No Comp scored another great year in 2003, this time by going deeper into practical instructions for campaigning, and also by examining the smaller stories in greater detail. While the high profile victories of anti-HLS activists were given their due, inspirational figures who had passed on were also given touching coverage. Issue #20 features articles on early Band of Mercy and Animal Liberation Front founder Sue Smith, and Sweden’s animal lib die-hard, Ake Soderlund. Similar examinations of our past, and the courageous figures whose shoulders we stand upon, pepper the 2003 issues. Of particular note is the article on Henry Hutto in issue #21.
2003 was also the year that Rod Coronado finally got off of probation and was allowed to participate in the movement again. His writings for No Compromise were as subversive and inspiring as ever, and it is easy to see why the government considered him such a threat.
As the year progressed No Comp moved to a magazine format and tightened their graphic design skills in response to Jake Conroy’s work on the SHAC USA newsletter. These glossy issues were excellent contributions to the movement, and it is a shame that in only a few more years NC would cease to exist altogether.

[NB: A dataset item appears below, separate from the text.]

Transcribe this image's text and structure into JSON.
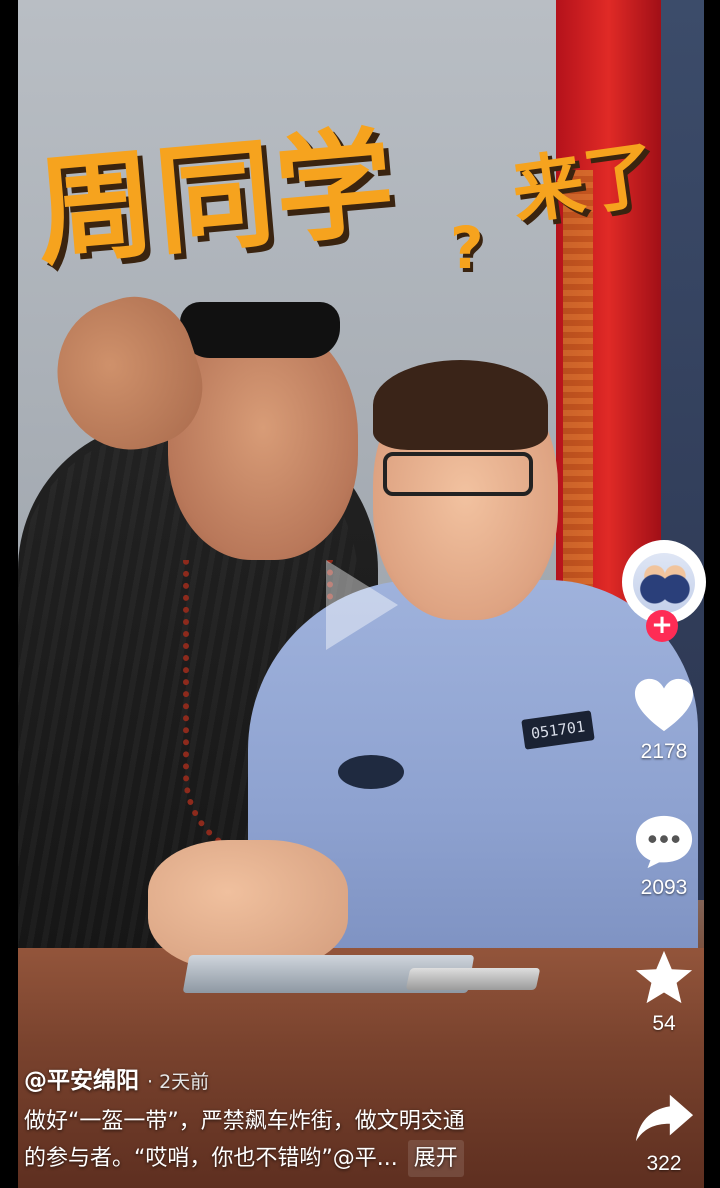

These information (and inspiration!) packed issues are worth reading again to inform and encourage our current actions.
Liberate! #1-7 (1996-1997 Birkenhead, New Zealand)
Liberate! was published by Auckland Animal Action, one of the dozens of militant organizations that suddenly coalesced in the mid-90s. While the activities of the group itself were fairly moderate, the visual direction and rhetoric of the magazine was quite extreme. In it’s era this was appropriate. In these modern days of soy milk in every cafe and vegan cheese in every supermarket, talking about cutting off the fingers of vivisectors is certainly going to frighten away an audience that is already coming around. It wasn’t very long ago, however, that the late 80’s trend of moderation in activism was a clear failure. Dialogue about violence and sabotage was a necessary component of moving forward, and it is important to note that these discussions, thankfully, didn’t result in any missing digits.

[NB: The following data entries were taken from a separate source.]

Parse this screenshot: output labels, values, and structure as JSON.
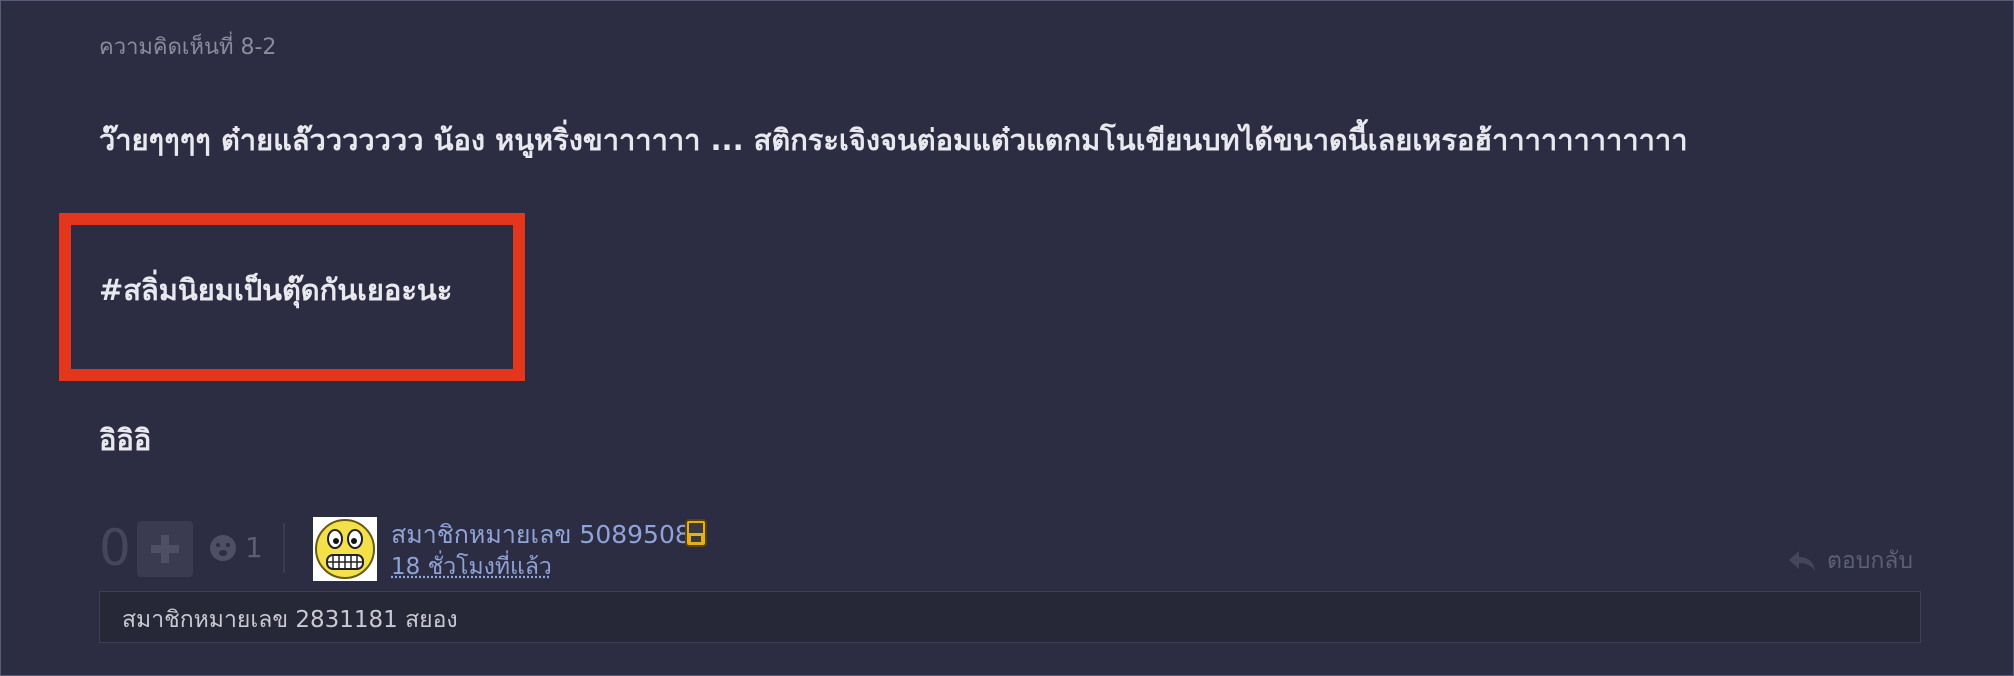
{
  "comment": {
    "header": "ความคิดเห็นที่ 8-2",
    "line1": "ว๊ายๆๆๆๆ  ต๋ายแล๊ววววววว น้อง หนูหริ่งขาาาาาา  ... สติกระเจิงจนต่อมแต๋วแตกมโนเขียนบทได้ขนาดนี้เลยเหรอฮ้าาาาาาาาาาาา",
    "hashtag": "#สลิ่มนิยมเป็นตุ๊ดกันเยอะนะ",
    "line3": "อิอิอิ"
  },
  "votes": {
    "count": "0",
    "emotion_count": "1"
  },
  "author": {
    "username": "สมาชิกหมายเลข 5089508",
    "timestamp": "18 ชั่วโมงที่แล้ว"
  },
  "reply_label": "ตอบกลับ",
  "sub_comment": "สมาชิกหมายเลข 2831181 สยอง",
  "colors": {
    "background": "#2c2d42",
    "highlight": "#e4351d",
    "link": "#8fa3d8"
  }
}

Liberate! was not particularly well written, but there are some stand out articles about the burgeoning pro-direct action grassroots, conflicts between environmentalists and animal liberationists, and some entertaining imagery as well. Also of interest, given the current Canadian “Marineland Animal Defense” campaign, are the details of New Zealand’s 90s campaign against their own Marineland.

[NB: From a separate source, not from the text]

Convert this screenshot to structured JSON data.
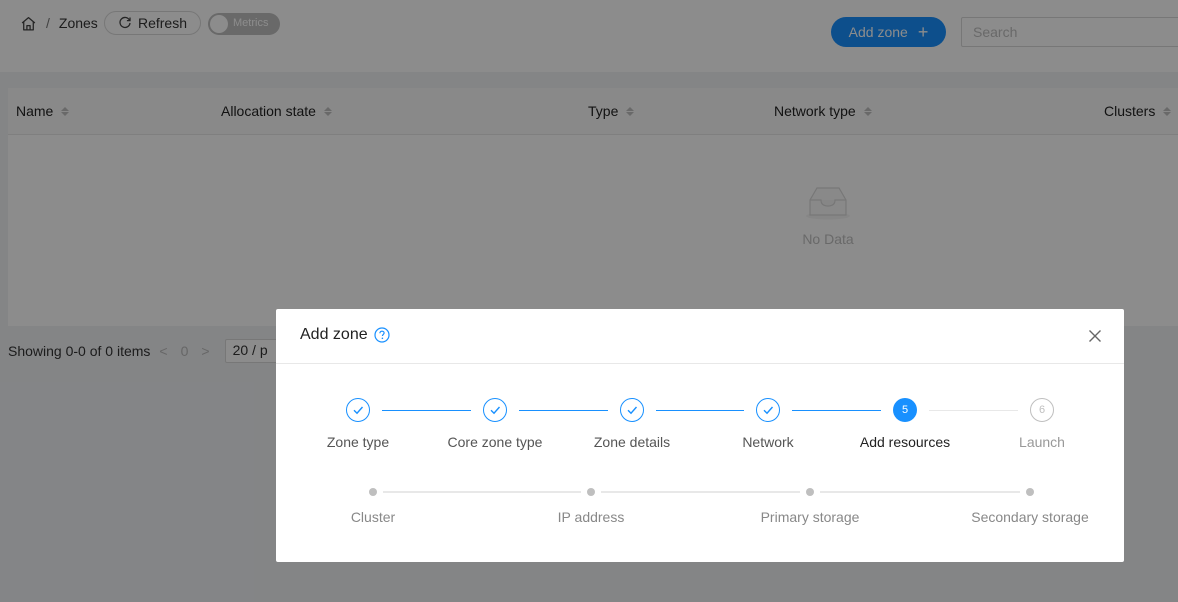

Animal Info #1-8 (1995-1996. Christchurch, New Zealand)
Animal Info was a thin, photocopied newsletter that was published with the hopes of increasing the militancy of New Zealand’s animal activists. It’s pages contained news relevant to local campaigns, alongside the home addresses and phone numbers of various animal abusers. The zine’s rhetoric was, at times, over the top and even once racially insensitive. Issue #1 contains an N-bomb on the front page that was seemingly intended to make an anti-racist / speciesist point, but instead has the exact opposite effect.
Still, Animal Info is an inspiring example of committed activists organizing on a grassroots level and agitating for greater commitment in the struggle against speciesism. It’s international news coverage was impressive given the magazines small number of pages, and nicely bridges the U.S. coverage lapse between the time Open the Cages stopped publication and No Compromise began. All of us at CG would love to see this type of paper return to regional organizing in the United States and abroad.